Let’s face it. Ever since Dodge announced that the automaker would soon go electric was a bit of a reality check. With automakers working on the next most fuel-efficient vehicle and alternative fuel becoming ever popular in the auto market, the fuel-burning high-horsepower SRT powertrain lineup of the Dodge Challenger (and the Dodge Charger) have an expiration date. Early on in 2019, Dodge announced that an electric vehicle, or at the very least a plug-in hybrid electric vehicle will be introduced to the lineup very soon. Mike Manley, CEO of Fiat Chrysler Automobiles, told The Detroit News that the current generation of these muscle cars won’t enter 2020 with the same high-octane engines they’re known for today.
2020 is right around the corner, so honestly, we’re excited and a little anxious. What could this possibly mean for the beloved muscle car? It’s possible that the next Dodge Challenger will get an electric boost with from the new 2.0-liter four-cylinder engine from FCA or even the new turbocharged inline six-cylinder engine from FCA, able to outperform the Pentastar V6 in either capacity, 3.2-liters or 3.6-liters. Horsepower is one thing but torque is what really powers the wheels – maybe a smaller engine won’t be so bad if Dodge also takes a look at the mild-hybrid system, eTorque.
Regardless of the new powertrains, there’s still the convertible body question. Will we ever get it back? So far, there aren’t any news pieces on that being a possibility, but let’s look at what Dodge has done for the Challenger for 2019.
1 – The 2019 Dodge Challenger now comes with a new dual-snorkel hood exclusively built into the design of the new 2019 Dodge Challenger SRT Hellcat and SRT Hellcat Redeye. Dodge hasn’t given the Challenger much of an upgrade for several years.
2 – The Redeye. Dodge didn’t have to release a new model for 2019. After the flop of the 2018 Dodge Challenger SRT Demon, we didn’t think Dodge would make the same mistake. Luckily, they didn’t. In fact, the 2019 Dodge Challenger SRT Hellcat Redeye is the SRT Demon we deserved. Made with Demon parts but still keeping things under control the 2019 Dodge Challenger SRT Hellcat Redeye keeps the same 6.2-litre HEMI V8 engine under the hood, but it is now able to generate 797 horsepower and 707 lb-ft of torque.
3 – Three words – SRT. Hellcat. Widebody. Not only has Dodge made the Widebody package for the Dodge Challenger SRT Hellcat, SRT Hellcat Redeye, and even offered the Widebody package on the 2019 Dodge Challenger R/T Scat Pack trim. Dodge has also recently revealed the 2020 Dodge Charger SRT Hellcat Widebody.
With all these final additions and upgrades for possibly the last straight up gasoline powered SRT muscle car, one would think Dodge would bring back an oldie but a goodie.
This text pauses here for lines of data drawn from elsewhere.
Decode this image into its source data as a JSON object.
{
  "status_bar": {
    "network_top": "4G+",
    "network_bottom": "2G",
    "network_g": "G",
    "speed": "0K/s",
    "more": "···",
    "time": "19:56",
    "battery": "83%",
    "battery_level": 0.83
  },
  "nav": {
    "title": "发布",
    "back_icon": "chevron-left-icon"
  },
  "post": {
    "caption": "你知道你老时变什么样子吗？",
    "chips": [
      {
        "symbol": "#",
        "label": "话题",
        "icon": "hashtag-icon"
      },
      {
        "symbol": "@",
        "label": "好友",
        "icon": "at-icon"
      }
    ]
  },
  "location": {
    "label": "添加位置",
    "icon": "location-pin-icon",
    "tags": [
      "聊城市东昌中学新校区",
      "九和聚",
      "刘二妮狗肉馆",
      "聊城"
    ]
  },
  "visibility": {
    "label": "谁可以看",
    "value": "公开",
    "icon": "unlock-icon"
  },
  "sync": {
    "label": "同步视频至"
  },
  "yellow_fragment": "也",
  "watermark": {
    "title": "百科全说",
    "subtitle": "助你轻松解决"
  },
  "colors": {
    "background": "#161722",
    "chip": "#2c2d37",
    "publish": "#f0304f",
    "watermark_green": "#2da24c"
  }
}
Here’s hoping the Dodge Challenger convertible is in the mix. Who knows? It might be the perfect match for a hybrid electric Dodge vehicle. Think about it, and then join the discussion on Aventura Chrysler Jeep Dodge Ram social media.